Most 'meat' won't come from dead animals in 2040: report

In 2040, most of the “meat” people eat won’t come from slaughtered animals, a new report says.

Instead of sourcing meat products from dead animals, 60 percent of meat will be either grown in vats or won’t actually be meat, but instead plant-based products that look like meat, the report from global consulting firm AT Kearney found.

Some 35 percent of all meat will be cultured in 2040, and 25 percent will be vegan replacements, the report says.

“The global agriculture and meat industry faces enormous challenges to meet the growing global meat demand while transforming to a more sustainable meat system,” the report says.


The report cites challenges to find arable land due to climate change and expanding cities, as well as health risks posed to humans if they eat livestock treated with antibiotics to avoid epidemics.

While almost half of the world’s crops are fed to livestock, only 15 percent of the plant calories are later eaten by humans when they eat meat. This proportion is much higher with cultured meat and plant-based replacements, which retain some 75 percent of the inputted nutrition, The Guardian reports.

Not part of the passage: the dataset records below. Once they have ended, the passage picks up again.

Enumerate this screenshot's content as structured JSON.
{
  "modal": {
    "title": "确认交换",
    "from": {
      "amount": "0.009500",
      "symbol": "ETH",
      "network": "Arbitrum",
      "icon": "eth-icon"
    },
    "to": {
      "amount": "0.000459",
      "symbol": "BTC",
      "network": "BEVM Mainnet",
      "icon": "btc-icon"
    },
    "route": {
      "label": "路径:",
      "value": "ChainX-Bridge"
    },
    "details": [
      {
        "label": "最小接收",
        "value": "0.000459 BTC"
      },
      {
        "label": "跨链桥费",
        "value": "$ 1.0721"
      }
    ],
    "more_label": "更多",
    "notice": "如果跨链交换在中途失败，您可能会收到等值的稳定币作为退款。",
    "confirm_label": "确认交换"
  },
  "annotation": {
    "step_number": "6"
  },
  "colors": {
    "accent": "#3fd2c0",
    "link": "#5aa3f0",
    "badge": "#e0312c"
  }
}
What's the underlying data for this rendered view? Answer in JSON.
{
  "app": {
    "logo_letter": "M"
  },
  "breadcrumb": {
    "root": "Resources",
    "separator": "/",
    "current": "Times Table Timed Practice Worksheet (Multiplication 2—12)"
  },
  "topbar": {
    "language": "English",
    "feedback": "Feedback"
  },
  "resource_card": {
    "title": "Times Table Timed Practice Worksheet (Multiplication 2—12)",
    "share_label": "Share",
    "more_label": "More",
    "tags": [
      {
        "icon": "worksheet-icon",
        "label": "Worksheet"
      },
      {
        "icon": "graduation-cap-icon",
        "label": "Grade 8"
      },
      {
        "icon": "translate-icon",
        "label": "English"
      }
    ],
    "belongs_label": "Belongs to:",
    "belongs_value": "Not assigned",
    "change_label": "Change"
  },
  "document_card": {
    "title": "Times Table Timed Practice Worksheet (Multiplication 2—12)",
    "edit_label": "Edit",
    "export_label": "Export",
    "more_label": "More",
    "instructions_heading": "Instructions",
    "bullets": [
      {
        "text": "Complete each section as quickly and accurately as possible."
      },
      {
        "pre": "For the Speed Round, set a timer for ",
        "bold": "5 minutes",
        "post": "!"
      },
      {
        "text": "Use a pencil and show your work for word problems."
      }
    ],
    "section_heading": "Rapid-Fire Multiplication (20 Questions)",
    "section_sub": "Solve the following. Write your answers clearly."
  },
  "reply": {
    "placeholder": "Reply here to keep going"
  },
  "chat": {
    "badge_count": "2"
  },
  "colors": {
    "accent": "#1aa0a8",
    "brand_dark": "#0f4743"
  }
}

In addition, “the shift towards flexitarian, vegetarian and vegan lifestyles is undeniable,” leading to many people eating less meat or switching to nonmeat proteins including legumes and nuts.

Some are choosing to eat less meat for dietary reasons, new lifestyle trends, or because they’re “becoming more conscious towards the environment and animal welfare,” AT Kearney partner Carsten Gerhardt told The Guardian.